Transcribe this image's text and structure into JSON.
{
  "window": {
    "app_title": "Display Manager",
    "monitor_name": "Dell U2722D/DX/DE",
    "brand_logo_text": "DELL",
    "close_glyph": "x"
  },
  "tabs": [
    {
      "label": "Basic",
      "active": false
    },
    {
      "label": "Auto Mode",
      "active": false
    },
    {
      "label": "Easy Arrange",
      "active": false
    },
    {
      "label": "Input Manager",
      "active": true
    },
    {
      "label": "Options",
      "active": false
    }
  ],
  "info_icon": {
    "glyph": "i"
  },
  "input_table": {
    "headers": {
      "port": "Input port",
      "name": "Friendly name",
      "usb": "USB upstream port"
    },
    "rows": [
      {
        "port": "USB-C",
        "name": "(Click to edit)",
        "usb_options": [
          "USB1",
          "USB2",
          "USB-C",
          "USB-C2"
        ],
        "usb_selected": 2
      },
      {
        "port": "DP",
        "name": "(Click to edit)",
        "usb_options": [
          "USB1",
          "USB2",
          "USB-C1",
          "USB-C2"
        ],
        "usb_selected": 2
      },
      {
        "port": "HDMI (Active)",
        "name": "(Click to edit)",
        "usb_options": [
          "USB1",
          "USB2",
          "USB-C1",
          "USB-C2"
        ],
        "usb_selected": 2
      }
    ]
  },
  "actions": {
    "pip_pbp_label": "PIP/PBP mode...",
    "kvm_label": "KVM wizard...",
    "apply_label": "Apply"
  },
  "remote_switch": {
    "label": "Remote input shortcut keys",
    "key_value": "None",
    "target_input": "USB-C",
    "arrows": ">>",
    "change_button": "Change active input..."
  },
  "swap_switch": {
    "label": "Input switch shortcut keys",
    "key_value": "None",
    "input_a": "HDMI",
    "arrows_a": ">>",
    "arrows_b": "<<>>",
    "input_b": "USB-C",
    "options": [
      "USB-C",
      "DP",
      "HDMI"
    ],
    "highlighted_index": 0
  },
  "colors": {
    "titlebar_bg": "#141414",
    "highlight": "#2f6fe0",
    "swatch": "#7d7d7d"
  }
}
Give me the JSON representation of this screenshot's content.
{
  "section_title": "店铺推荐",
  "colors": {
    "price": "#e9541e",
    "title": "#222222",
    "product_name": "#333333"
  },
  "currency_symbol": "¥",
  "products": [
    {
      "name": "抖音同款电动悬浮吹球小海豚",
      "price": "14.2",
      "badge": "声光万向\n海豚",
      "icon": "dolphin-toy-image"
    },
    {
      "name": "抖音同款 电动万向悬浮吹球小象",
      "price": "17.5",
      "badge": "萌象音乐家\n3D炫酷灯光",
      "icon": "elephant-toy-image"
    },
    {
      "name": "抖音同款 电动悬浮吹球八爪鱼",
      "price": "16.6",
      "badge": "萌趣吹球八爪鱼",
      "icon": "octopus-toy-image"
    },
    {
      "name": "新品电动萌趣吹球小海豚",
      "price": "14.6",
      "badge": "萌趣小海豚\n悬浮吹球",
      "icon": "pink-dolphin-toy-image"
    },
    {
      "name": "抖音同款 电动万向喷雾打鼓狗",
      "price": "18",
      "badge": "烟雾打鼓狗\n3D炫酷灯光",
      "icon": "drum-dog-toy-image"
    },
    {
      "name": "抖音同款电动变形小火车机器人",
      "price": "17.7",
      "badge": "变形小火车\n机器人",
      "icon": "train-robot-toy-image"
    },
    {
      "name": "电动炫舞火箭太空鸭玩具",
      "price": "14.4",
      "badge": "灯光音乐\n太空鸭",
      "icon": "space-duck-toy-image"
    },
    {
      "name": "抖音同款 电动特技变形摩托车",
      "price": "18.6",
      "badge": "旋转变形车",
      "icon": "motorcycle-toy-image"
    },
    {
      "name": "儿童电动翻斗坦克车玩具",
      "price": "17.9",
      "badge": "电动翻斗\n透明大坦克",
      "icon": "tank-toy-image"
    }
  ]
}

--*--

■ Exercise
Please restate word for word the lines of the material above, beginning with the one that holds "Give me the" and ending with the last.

■ Result below
Give me the JSON representation of this screenshot's content.
{
  "section_title": "店铺推荐",
  "colors": {
    "price": "#e9541e",
    "title": "#222222",
    "product_name": "#333333"
  },
  "currency_symbol": "¥",
  "products": [
    {
      "name": "抖音同款电动悬浮吹球小海豚",
      "price": "14.2",
      "badge": "声光万向\n海豚",
      "icon": "dolphin-toy-image"
    },
    {
      "name": "抖音同款 电动万向悬浮吹球小象",
      "price": "17.5",
      "badge": "萌象音乐家\n3D炫酷灯光",
      "icon": "elephant-toy-image"
    },
    {
      "name": "抖音同款 电动悬浮吹球八爪鱼",
      "price": "16.6",
      "badge": "萌趣吹球八爪鱼",
      "icon": "octopus-toy-image"
    },
    {
      "name": "新品电动萌趣吹球小海豚",
      "price": "14.6",
      "badge": "萌趣小海豚\n悬浮吹球",
      "icon": "pink-dolphin-toy-image"
    },
    {
      "name": "抖音同款 电动万向喷雾打鼓狗",
      "price": "18",
      "badge": "烟雾打鼓狗\n3D炫酷灯光",
      "icon": "drum-dog-toy-image"
    },
    {
      "name": "抖音同款电动变形小火车机器人",
      "price": "17.7",
      "badge": "变形小火车\n机器人",
      "icon": "train-robot-toy-image"
    },
    {
      "name": "电动炫舞火箭太空鸭玩具",
      "price": "14.4",
      "badge": "灯光音乐\n太空鸭",
      "icon": "space-duck-toy-image"
    },
    {
      "name": "抖音同款 电动特技变形摩托车",
      "price": "18.6",
      "badge": "旋转变形车",
      "icon": "motorcycle-toy-image"
    },
    {
      "name": "儿童电动翻斗坦克车玩具",
      "price": "17.9",
      "badge": "电动翻斗\n透明大坦克",
      "icon": "tank-toy-image"
    }
  ]
}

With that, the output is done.